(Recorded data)
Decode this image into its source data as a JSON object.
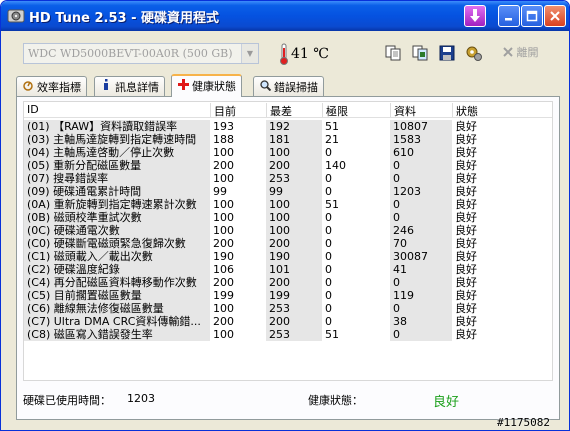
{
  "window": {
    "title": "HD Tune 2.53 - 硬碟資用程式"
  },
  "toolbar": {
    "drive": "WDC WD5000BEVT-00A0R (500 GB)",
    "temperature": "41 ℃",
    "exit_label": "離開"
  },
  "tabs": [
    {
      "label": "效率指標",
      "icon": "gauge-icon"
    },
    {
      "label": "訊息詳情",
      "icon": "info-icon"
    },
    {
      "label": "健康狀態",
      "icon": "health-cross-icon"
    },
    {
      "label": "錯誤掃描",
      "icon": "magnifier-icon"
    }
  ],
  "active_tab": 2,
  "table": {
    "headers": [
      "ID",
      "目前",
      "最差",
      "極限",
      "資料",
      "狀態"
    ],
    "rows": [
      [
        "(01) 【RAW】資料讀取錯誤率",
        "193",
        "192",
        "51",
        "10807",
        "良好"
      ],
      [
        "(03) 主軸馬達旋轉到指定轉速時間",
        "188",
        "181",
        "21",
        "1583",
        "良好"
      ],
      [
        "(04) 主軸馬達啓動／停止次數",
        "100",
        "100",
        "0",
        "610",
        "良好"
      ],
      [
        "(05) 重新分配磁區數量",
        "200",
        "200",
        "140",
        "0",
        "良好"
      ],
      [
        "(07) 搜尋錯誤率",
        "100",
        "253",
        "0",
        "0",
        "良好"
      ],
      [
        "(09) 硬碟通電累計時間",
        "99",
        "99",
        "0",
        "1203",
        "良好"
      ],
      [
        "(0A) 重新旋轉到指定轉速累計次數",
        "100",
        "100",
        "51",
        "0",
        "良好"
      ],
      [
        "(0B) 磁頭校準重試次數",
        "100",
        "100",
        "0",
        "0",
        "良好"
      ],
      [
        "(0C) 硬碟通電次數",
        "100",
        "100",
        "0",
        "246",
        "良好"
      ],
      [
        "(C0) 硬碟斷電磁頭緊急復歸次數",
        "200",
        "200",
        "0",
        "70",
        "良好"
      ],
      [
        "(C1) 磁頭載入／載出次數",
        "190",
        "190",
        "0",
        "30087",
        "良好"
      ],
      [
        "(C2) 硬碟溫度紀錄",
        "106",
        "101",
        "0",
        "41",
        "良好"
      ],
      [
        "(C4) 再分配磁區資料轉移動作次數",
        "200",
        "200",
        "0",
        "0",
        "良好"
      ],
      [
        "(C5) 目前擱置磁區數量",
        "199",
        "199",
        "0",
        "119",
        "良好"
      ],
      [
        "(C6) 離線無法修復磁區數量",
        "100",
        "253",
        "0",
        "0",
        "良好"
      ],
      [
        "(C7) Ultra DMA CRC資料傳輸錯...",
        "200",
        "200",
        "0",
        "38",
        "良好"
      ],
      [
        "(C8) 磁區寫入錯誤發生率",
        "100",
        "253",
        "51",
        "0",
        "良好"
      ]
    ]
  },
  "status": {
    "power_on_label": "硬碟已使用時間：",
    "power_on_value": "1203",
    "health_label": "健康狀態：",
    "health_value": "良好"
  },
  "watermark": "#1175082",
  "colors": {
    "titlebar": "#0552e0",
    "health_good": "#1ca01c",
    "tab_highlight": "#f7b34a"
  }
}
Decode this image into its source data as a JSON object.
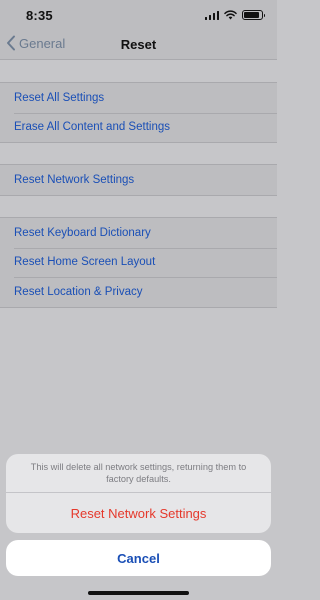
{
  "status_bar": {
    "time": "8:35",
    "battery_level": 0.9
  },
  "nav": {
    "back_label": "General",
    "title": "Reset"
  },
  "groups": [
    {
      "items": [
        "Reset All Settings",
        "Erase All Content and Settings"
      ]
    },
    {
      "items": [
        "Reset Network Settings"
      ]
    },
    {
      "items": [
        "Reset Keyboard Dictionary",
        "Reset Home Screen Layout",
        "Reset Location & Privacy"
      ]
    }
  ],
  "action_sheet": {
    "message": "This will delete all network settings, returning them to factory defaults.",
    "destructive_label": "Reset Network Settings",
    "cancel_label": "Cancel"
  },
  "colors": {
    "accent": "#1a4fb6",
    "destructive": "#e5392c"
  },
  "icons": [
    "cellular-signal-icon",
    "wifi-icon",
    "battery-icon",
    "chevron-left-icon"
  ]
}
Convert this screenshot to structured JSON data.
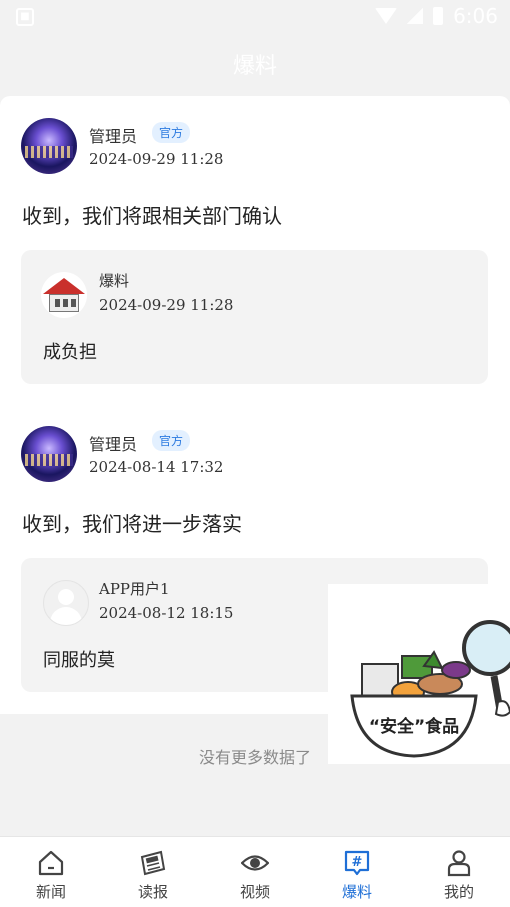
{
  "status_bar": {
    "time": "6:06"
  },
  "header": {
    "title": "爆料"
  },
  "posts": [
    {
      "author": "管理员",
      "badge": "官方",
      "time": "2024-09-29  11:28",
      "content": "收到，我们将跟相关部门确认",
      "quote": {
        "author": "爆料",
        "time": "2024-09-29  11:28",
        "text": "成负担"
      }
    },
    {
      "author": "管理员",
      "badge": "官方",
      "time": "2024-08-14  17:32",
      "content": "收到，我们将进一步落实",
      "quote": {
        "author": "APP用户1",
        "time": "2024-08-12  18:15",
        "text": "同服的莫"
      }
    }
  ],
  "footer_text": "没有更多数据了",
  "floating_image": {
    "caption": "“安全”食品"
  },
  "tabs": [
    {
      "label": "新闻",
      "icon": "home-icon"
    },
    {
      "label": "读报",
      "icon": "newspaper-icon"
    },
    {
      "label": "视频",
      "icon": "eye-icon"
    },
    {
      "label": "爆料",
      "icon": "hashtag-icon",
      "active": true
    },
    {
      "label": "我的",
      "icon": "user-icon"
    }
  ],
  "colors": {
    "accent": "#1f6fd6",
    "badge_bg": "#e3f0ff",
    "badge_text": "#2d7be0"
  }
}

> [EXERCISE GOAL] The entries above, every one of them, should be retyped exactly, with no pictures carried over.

> [ANSWER BOX]
Decode this image into its source data as a JSON object.
{
  "window": {
    "title": "HD Tune 2.53 - 硬碟資用程式"
  },
  "toolbar": {
    "drive": "WDC WD5000BEVT-00A0R (500 GB)",
    "temperature": "41 ℃",
    "exit_label": "離開"
  },
  "tabs": [
    {
      "label": "效率指標",
      "icon": "gauge-icon"
    },
    {
      "label": "訊息詳情",
      "icon": "info-icon"
    },
    {
      "label": "健康狀態",
      "icon": "health-cross-icon"
    },
    {
      "label": "錯誤掃描",
      "icon": "magnifier-icon"
    }
  ],
  "active_tab": 2,
  "table": {
    "headers": [
      "ID",
      "目前",
      "最差",
      "極限",
      "資料",
      "狀態"
    ],
    "rows": [
      [
        "(01) 【RAW】資料讀取錯誤率",
        "193",
        "192",
        "51",
        "10807",
        "良好"
      ],
      [
        "(03) 主軸馬達旋轉到指定轉速時間",
        "188",
        "181",
        "21",
        "1583",
        "良好"
      ],
      [
        "(04) 主軸馬達啓動／停止次數",
        "100",
        "100",
        "0",
        "610",
        "良好"
      ],
      [
        "(05) 重新分配磁區數量",
        "200",
        "200",
        "140",
        "0",
        "良好"
      ],
      [
        "(07) 搜尋錯誤率",
        "100",
        "253",
        "0",
        "0",
        "良好"
      ],
      [
        "(09) 硬碟通電累計時間",
        "99",
        "99",
        "0",
        "1203",
        "良好"
      ],
      [
        "(0A) 重新旋轉到指定轉速累計次數",
        "100",
        "100",
        "51",
        "0",
        "良好"
      ],
      [
        "(0B) 磁頭校準重試次數",
        "100",
        "100",
        "0",
        "0",
        "良好"
      ],
      [
        "(0C) 硬碟通電次數",
        "100",
        "100",
        "0",
        "246",
        "良好"
      ],
      [
        "(C0) 硬碟斷電磁頭緊急復歸次數",
        "200",
        "200",
        "0",
        "70",
        "良好"
      ],
      [
        "(C1) 磁頭載入／載出次數",
        "190",
        "190",
        "0",
        "30087",
        "良好"
      ],
      [
        "(C2) 硬碟溫度紀錄",
        "106",
        "101",
        "0",
        "41",
        "良好"
      ],
      [
        "(C4) 再分配磁區資料轉移動作次數",
        "200",
        "200",
        "0",
        "0",
        "良好"
      ],
      [
        "(C5) 目前擱置磁區數量",
        "199",
        "199",
        "0",
        "119",
        "良好"
      ],
      [
        "(C6) 離線無法修復磁區數量",
        "100",
        "253",
        "0",
        "0",
        "良好"
      ],
      [
        "(C7) Ultra DMA CRC資料傳輸錯...",
        "200",
        "200",
        "0",
        "38",
        "良好"
      ],
      [
        "(C8) 磁區寫入錯誤發生率",
        "100",
        "253",
        "51",
        "0",
        "良好"
      ]
    ]
  },
  "status": {
    "power_on_label": "硬碟已使用時間：",
    "power_on_value": "1203",
    "health_label": "健康狀態：",
    "health_value": "良好"
  },
  "watermark": "#1175082",
  "colors": {
    "titlebar": "#0552e0",
    "health_good": "#1ca01c",
    "tab_highlight": "#f7b34a"
  }
}
Decode this image into its source data as a JSON object.
{
  "status_bar": {
    "time": "8:35",
    "battery_level": 0.9
  },
  "nav": {
    "back_label": "General",
    "title": "Reset"
  },
  "groups": [
    {
      "items": [
        "Reset All Settings",
        "Erase All Content and Settings"
      ]
    },
    {
      "items": [
        "Reset Network Settings"
      ]
    },
    {
      "items": [
        "Reset Keyboard Dictionary",
        "Reset Home Screen Layout",
        "Reset Location & Privacy"
      ]
    }
  ],
  "action_sheet": {
    "message": "This will delete all network settings, returning them to factory defaults.",
    "destructive_label": "Reset Network Settings",
    "cancel_label": "Cancel"
  },
  "colors": {
    "accent": "#1a4fb6",
    "destructive": "#e5392c"
  },
  "icons": [
    "cellular-signal-icon",
    "wifi-icon",
    "battery-icon",
    "chevron-left-icon"
  ]
}
Convert this screenshot to structured JSON data.
{
  "status_bar": {
    "time": "6:06"
  },
  "header": {
    "title": "爆料"
  },
  "posts": [
    {
      "author": "管理员",
      "badge": "官方",
      "time": "2024-09-29  11:28",
      "content": "收到，我们将跟相关部门确认",
      "quote": {
        "author": "爆料",
        "time": "2024-09-29  11:28",
        "text": "成负担"
      }
    },
    {
      "author": "管理员",
      "badge": "官方",
      "time": "2024-08-14  17:32",
      "content": "收到，我们将进一步落实",
      "quote": {
        "author": "APP用户1",
        "time": "2024-08-12  18:15",
        "text": "同服的莫"
      }
    }
  ],
  "footer_text": "没有更多数据了",
  "floating_image": {
    "caption": "“安全”食品"
  },
  "tabs": [
    {
      "label": "新闻",
      "icon": "home-icon"
    },
    {
      "label": "读报",
      "icon": "newspaper-icon"
    },
    {
      "label": "视频",
      "icon": "eye-icon"
    },
    {
      "label": "爆料",
      "icon": "hashtag-icon",
      "active": true
    },
    {
      "label": "我的",
      "icon": "user-icon"
    }
  ],
  "colors": {
    "accent": "#1f6fd6",
    "badge_bg": "#e3f0ff",
    "badge_text": "#2d7be0"
  }
}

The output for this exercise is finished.